Deputy Mayor Matt Mahoney spoke practically about the storm water situation–how residents can and should report problems. Here is the City Fixit Form for reporting any kind of general problem you want the City to look at. He also reminded residents that it’s fine (and appreciated) to help out  and clear minor storm water clogs. (I would caution trying to unclog big openings, especially during storms like last night. The drains process tons of water and it’s slippier than ya think. We don’t want anyone getting injured trying to be a good citizen. 🙂 ) Frankly, as a member of the Environment Committee, I should be making those sorts of suggestions. Darn him. 😀

Luisa Bangs made a speech regarding the January 6th insurrection at the Capitol in Washington D.C. I generally don’t comment on national events unless they have a direct connection to something specific for Des Moines , but I agree with much of what she said and especially her passion on issues of racism.

The bulk of my comments had to do with a national issue that definitely has a direct link to Des Moines: The large number of people, especially people who serve the public, who are deciding not to receive COVID-19 vaccinations. Frankly, I find this to be completely unacceptable.

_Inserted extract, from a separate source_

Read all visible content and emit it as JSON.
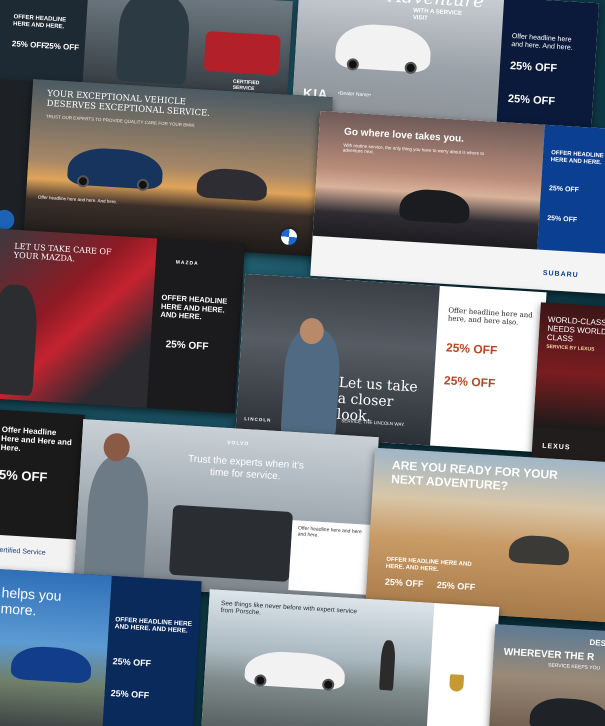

All the leading scientists are quite clear: we will not get past COVID-19 until 80-90% of people are vaccinated. If electeds, public employees, front-line workers, business owners, religious leader and other influencers opt out that sets a horrible example for the rest of the public. We simply must create a sense of shared civic duty around this issue. I want to encourage every employee of the City Of Des Moines to set the right example and get vaccinated the moment it is offered. And as a resident, I want you also to get the shots as soon as possible! I know many of you have your reasons for not wanting the vaccine (eg. if yer a Black person in America you totally have yer reasons.) But do it anyway.  This is the only way we will all be able to be safe and go back to living normal lives.

As a nation, we’ve done just about everything wrong when it came to dealing with the pandemic. This is our chance to take control of the situation and finally put it to an end. Do the right thing. Get vaccinated. No excuses.